In the Birthplace research the authors used a combined
measurement to assess safety for babies. The combined
measurement was made up of all of the following:

• stillbirths during labour and early neonatal deaths
(within 7 days of birth), and
•conditions associated with trauma (harm) at birth, the
baby becoming distressed or being deprived of oxygen
during labour.

These conditions and evidence of distress
or birth asphyxia were ‘signs’ or a ‘clinical diagnosis’ of
neonatal encephalopathy, meconium aspiration syndrome
(this can involve complications caused by the baby inhaling
meconium, passed from their bowel into the amniotic fluid
surrounding them while in the womb), brachial plexus injury
(injury to the nerves that control the muscles of the fingers,
hand, arm, and shoulder, including Erb’s Palsy), and a fractured
humerus (the bone of the upper arm connecting the shoulder
to the elbow) or clavicle (collar bone, connecting the shoulder to the chest).

There were 250 primary outcome events and an overall
weighted incidence
of 4.3 per 1000 births (95% confidence
interval 3.3 to 5.5). Intrapartum
stillbirths and early
neonatal deaths accounted for 13% of events,
neonatal
encephalopathy for 46%, meconium aspiration syndrome for

30%, brachial plexus injury for 8%, and fractured humerus
or clavicle for 4%.

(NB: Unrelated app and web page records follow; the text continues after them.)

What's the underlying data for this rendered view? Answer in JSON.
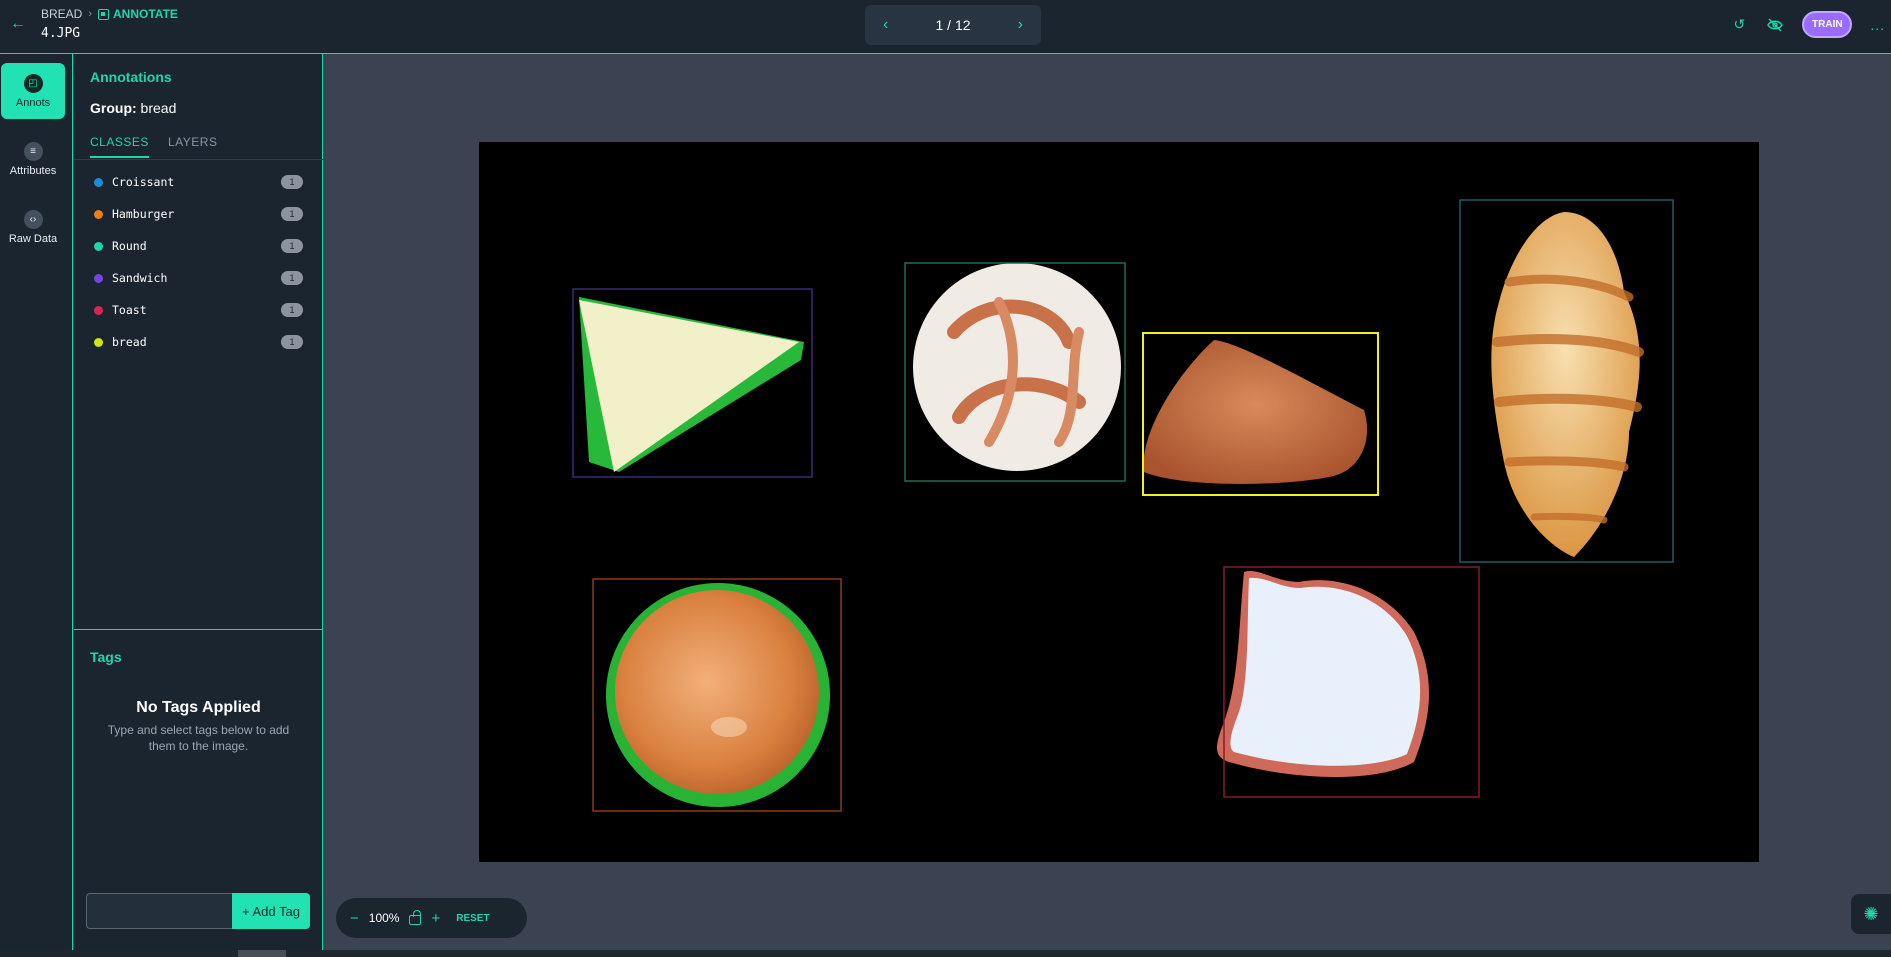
{
  "header": {
    "back_icon": "arrow-left-icon",
    "project": "BREAD",
    "separator": "›",
    "mode": "ANNOTATE",
    "filename": "4.JPG"
  },
  "pager": {
    "prev_icon": "chevron-left-icon",
    "label": "1 / 12",
    "next_icon": "chevron-right-icon"
  },
  "top_right": {
    "history_icon": "history-icon",
    "visibility_icon": "eye-off-icon",
    "train_label": "TRAIN",
    "more_label": "..."
  },
  "rail": [
    {
      "label": "Annots",
      "icon": "annotation-icon",
      "active": true
    },
    {
      "label": "Attributes",
      "icon": "list-icon",
      "active": false
    },
    {
      "label": "Raw Data",
      "icon": "code-icon",
      "active": false
    }
  ],
  "panel": {
    "title": "Annotations",
    "group_label": "Group:",
    "group_value": "bread",
    "tabs": [
      "CLASSES",
      "LAYERS"
    ],
    "classes": [
      {
        "name": "Croissant",
        "count": "1",
        "color": "#1a8fd8"
      },
      {
        "name": "Hamburger",
        "count": "1",
        "color": "#f07d1a"
      },
      {
        "name": "Round",
        "count": "1",
        "color": "#1fd6a8"
      },
      {
        "name": "Sandwich",
        "count": "1",
        "color": "#7b3fe4"
      },
      {
        "name": "Toast",
        "count": "1",
        "color": "#e0234e"
      },
      {
        "name": "bread",
        "count": "1",
        "color": "#d4e40f"
      }
    ]
  },
  "tags": {
    "title": "Tags",
    "empty_title": "No Tags Applied",
    "empty_desc": "Type and select tags below to add them to the image.",
    "input_value": "",
    "add_label": "+ Add Tag"
  },
  "annotations_colors": {
    "sandwich": "#3a2a7a",
    "round": "#1d6b56",
    "bread": "#f2f21a",
    "croissant": "#1d5c66",
    "hamburger": "#8a3a1a",
    "toast": "#8a1a2a"
  },
  "zoom": {
    "zoom_out_icon": "minus-icon",
    "value": "100%",
    "lock_icon": "lock-open-icon",
    "zoom_in_icon": "plus-icon",
    "reset_label": "RESET"
  },
  "settings_icon": "settings-icon"
}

Source: Birthplace in England Collaborative Group. Perinatal
and maternal
outcomes by planned place of birth for healthy
women with low risk
pregnancies: the Birthplace in England
national prospective cohort study
BMJ 2011;343:d7400.